Our families often inspire our choices.
But is it really appropriate to talk about family in your personal statement to a professional program?
Find the scenario below that best applies to your situation:
Scenario 1: Some aspect of my family’s history is fascinating and unique.
→ Did your family’s history directly impact your education and/or personal development? → Will this influence the way you someday practice medicine? → If yes, tell an interesting story that summarizes, in a nutshell, what happened and then connect that to a patient care story (or some other “eureka moment”) that helped crystallize your decision to pursue medicine. → Remember to keep most of the focus on what you learned and how that translates into action.
Scenario 2: My family is not particularly unique, but I love them and they inspired me.
→ Did you do something unusual or remarkable as a result of their encouragement? → If so, tell a story; that’s your focus, not your family. You might briefly mention them, but that’s about it.

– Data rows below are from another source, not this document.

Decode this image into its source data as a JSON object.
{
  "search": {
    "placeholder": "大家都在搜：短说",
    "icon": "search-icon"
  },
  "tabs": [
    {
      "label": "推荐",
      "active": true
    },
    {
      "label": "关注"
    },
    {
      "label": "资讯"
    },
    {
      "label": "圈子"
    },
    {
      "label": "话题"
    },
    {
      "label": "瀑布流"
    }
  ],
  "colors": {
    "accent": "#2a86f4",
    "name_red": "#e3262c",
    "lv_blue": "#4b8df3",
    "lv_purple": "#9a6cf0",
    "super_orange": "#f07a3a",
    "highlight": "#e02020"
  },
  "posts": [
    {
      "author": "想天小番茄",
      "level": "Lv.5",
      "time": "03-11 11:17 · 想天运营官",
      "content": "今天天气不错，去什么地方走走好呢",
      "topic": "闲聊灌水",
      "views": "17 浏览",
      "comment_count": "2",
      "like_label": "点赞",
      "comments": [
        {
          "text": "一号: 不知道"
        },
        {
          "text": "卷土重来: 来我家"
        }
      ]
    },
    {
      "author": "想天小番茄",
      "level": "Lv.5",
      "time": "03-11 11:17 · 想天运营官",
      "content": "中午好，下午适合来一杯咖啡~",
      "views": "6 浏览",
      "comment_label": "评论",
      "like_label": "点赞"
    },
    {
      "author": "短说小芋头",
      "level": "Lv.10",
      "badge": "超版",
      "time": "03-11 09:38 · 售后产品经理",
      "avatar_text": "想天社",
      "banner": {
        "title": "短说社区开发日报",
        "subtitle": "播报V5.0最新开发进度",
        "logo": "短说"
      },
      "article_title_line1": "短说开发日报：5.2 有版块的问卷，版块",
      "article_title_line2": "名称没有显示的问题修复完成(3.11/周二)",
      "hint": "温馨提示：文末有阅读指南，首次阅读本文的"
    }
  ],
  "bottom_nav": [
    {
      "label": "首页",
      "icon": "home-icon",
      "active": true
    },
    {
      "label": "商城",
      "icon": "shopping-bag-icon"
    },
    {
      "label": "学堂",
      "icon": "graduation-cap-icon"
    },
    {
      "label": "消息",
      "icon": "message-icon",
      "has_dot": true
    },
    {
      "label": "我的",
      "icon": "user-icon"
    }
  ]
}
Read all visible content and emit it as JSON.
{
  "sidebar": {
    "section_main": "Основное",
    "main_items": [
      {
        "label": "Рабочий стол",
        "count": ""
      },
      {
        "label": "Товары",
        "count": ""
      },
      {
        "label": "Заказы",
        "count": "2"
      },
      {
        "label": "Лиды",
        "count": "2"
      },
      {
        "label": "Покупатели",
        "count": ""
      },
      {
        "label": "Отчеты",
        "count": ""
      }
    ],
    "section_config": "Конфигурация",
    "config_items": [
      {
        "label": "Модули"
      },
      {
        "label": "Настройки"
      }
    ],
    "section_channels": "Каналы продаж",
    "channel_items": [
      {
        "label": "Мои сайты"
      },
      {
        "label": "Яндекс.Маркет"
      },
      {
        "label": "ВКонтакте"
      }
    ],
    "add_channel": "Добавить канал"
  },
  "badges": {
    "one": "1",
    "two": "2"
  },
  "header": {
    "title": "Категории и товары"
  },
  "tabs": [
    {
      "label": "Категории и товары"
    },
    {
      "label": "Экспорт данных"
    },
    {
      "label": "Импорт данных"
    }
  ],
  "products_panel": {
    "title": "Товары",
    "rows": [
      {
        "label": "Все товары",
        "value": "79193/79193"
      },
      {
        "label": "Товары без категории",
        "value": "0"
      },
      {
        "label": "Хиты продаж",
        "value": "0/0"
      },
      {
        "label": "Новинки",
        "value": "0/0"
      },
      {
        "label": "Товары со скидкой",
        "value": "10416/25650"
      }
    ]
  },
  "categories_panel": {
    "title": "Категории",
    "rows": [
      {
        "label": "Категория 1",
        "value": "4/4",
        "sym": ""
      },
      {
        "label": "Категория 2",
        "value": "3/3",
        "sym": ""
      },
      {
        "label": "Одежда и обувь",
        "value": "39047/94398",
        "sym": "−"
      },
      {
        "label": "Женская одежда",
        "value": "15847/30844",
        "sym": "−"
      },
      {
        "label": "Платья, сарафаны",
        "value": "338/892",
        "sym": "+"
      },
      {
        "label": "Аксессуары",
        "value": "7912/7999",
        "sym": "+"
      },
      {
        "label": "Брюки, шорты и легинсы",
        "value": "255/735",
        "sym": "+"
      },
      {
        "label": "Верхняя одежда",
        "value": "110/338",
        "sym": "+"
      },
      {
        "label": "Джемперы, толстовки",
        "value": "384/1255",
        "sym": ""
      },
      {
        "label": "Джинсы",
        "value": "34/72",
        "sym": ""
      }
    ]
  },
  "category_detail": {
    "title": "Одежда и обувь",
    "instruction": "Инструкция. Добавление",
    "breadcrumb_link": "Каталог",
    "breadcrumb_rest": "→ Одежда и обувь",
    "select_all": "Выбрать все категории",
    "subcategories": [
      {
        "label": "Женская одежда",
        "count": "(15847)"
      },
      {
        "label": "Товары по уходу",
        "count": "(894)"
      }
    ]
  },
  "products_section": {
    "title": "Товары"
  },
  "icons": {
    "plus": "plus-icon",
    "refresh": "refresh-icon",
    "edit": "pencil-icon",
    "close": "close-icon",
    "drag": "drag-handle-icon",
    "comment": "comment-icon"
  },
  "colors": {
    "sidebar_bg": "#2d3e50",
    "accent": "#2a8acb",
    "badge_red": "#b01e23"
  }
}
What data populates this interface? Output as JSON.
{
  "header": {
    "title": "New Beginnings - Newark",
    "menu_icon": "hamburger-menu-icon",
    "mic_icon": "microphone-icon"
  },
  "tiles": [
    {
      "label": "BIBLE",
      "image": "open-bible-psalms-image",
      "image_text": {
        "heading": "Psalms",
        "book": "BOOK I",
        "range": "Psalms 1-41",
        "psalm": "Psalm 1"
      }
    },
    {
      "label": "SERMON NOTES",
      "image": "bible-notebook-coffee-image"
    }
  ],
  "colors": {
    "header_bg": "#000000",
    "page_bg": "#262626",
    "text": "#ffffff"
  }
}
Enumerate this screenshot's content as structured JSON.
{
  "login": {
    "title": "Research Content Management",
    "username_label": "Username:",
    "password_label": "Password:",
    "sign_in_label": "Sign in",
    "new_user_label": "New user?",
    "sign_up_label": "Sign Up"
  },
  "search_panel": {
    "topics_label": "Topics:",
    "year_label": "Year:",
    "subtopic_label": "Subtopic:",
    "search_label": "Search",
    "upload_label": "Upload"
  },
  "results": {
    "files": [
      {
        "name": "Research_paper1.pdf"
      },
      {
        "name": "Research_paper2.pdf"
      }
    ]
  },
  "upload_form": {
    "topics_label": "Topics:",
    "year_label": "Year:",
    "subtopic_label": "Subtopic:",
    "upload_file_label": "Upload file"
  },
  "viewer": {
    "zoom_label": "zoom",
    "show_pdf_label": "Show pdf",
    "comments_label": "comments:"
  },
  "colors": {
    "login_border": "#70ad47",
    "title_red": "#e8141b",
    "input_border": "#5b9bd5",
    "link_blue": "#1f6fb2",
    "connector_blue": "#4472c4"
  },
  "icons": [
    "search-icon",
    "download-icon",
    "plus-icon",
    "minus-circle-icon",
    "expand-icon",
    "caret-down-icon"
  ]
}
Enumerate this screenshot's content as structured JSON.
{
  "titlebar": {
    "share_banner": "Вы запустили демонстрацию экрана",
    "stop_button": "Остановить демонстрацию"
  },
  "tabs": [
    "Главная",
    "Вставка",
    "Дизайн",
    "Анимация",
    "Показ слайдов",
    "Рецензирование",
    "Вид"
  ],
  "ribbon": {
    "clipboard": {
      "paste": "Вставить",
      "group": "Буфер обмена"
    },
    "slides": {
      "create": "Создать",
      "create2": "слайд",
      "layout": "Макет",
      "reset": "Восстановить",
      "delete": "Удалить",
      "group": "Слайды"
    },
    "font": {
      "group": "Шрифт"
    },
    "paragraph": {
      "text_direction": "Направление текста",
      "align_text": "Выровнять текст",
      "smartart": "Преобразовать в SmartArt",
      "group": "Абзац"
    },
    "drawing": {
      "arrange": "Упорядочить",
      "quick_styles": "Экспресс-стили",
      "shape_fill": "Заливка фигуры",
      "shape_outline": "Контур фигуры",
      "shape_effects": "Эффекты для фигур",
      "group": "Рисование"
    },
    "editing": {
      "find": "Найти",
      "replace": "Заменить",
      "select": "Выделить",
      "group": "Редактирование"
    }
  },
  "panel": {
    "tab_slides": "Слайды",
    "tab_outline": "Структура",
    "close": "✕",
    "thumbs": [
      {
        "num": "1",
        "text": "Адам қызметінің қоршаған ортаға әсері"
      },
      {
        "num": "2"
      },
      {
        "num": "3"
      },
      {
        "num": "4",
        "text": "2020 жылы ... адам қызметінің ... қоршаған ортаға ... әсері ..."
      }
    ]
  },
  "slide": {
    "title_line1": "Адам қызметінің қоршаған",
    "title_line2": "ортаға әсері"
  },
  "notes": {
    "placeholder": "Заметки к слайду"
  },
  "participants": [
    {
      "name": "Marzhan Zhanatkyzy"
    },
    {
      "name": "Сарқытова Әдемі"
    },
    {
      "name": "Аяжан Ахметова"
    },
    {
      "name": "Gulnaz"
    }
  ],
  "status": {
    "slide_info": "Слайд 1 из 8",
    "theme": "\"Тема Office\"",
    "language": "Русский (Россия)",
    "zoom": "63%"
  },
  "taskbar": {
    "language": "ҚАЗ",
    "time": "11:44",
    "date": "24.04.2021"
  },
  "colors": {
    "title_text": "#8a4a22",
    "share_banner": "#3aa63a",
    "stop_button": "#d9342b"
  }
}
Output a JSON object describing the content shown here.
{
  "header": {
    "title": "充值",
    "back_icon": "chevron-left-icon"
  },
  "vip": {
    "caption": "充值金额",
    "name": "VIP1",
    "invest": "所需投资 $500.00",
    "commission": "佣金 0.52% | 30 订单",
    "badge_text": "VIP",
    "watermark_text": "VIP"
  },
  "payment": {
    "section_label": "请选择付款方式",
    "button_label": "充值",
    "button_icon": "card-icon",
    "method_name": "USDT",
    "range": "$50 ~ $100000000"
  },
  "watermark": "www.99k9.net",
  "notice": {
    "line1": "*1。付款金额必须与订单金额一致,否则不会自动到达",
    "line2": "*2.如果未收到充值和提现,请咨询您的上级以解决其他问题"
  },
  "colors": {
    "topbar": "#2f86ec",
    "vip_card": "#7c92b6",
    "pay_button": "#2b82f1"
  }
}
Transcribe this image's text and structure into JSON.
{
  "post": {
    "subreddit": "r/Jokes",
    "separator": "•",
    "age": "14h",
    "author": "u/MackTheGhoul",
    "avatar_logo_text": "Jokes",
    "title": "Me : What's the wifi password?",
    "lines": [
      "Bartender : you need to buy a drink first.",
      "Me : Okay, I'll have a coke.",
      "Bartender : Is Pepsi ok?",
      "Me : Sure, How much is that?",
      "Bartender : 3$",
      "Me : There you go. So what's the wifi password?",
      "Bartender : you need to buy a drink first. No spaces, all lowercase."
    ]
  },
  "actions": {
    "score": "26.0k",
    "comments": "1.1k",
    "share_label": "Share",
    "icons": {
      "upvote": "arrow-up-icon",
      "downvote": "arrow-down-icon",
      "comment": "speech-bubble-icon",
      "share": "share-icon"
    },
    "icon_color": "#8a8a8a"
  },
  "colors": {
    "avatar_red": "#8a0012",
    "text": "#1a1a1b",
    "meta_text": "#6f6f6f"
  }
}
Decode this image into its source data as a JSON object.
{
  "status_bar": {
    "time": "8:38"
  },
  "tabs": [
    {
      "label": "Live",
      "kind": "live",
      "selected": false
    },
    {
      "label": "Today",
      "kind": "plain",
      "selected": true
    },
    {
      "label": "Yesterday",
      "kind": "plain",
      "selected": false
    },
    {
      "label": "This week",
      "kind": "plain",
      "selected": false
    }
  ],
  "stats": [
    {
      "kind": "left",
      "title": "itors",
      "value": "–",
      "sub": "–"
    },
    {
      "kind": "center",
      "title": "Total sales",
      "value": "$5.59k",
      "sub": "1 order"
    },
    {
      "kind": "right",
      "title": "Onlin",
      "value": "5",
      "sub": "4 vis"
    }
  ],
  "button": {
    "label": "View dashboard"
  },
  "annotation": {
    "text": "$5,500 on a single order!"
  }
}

Scenario 3: My family kind of let me down, but I have achieved a lot in spite of them.
→ Did you achieve what should have been impossible, given your circumstances? → If so, describe some of those obstacles (Tell a story!) and how that experience made you stronger. Don’t focus on how others disappointed you; tell your story without blaming or accusing.
Scenario 4: My family introduced me to the field of medicine.
→Do you have a parent (or other immediate family member) who is a physician? → You might briefly allude to that, but avoid making it a central focus. For example, you might mention working summers in your mother’s practice. No need to chronicle your parent’s journey to medicine, or education, or life philosophy. This essay is about YOU, not them.
Scenario 5: My close family member faced a life-threatening illness.
→ Were you extensively involved in their care or affected by their diagnosis? → Did this forever impact your view of medicine? → Are you comfortable talking about the experience and providing the basic details (type of illness, outcome, etc.). → If yes, then you can mention it. But try not to devote more than one paragraph to the subject, and make sure it connects to the other main points of your essay.
Scenario 6: Someone in my family told me I should be a doctor.
→ Don’t mention it! Even though our loved ones influence our decisions, you don’t want to send the message that you are primarily swayed by others’ preferences or pressure.